** A Matter Of Taste: Serving Up Paul Liebrandt
NYC chef Paul Liebrandt, the subject of director Sally Rowe’s A Matter Of Taste is a peculiar culinary talent. The film follows Liebrandt’s career through its ups and downs over about 9 years and you would think that would supply the filmmaker with endless opportunities to coax out the essence of one of the world’s most innovative and challenging gastronomical artists. It doesn’t. While the man himself is fascinating to be sure, a youthful, avant-garde food maestro that inspires some and confounds others, the film doesn’t succeed in helping us understand Liebrandt’s unusual perchance for quirky flavourings and unusual combinations nor does it enlighten us on how he fits in the scheme of things in the higher echelons of the world’s top chefs.
The film follows Liebrandt’s career in New York at Atlas, where he was the youngest chef to be awarded the Time’s prestigious 3 star review, to his turn at a very modest bistro called Papillon, to his brief tenure at Gilt and on to his partnership with famed restauranteur Drew Nieporent at Corton, a new restaurant built specifically around the chef’s daring approach to food. In its second half, A Matter of Taste tends to dwell on whether the new Corton will garner an all important 3 star review from the NY Times food critic Frank Bruni and begins to feel like any number of other similarly-themed TV programs about the restaurant biz.

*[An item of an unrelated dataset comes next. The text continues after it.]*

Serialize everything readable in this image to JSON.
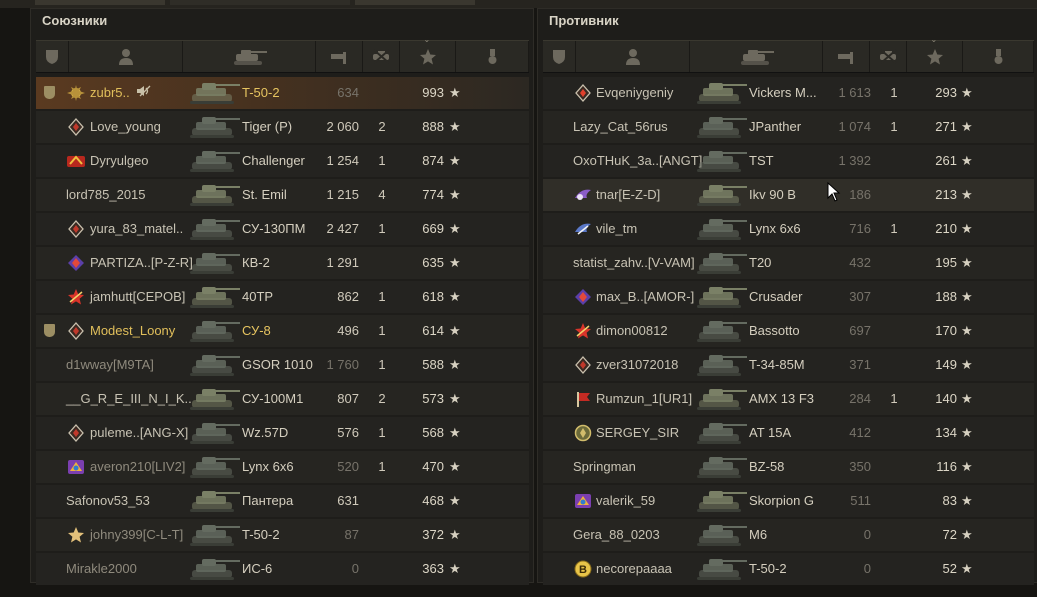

A Matter of Taste isn’t a terrible documentary by any stretch, but it does seem thin given the degree of access Rowe was afforded and the long gestation the film took to get to the screen. I guess after Jiro, The Kings of Pastry and El Bulli, the bar for food documentaries is simply set higher than it once was. Liebrandt is a very interesting chef operating in a world removed from most of us mere humans and it would have been interesting to see what makes him tick.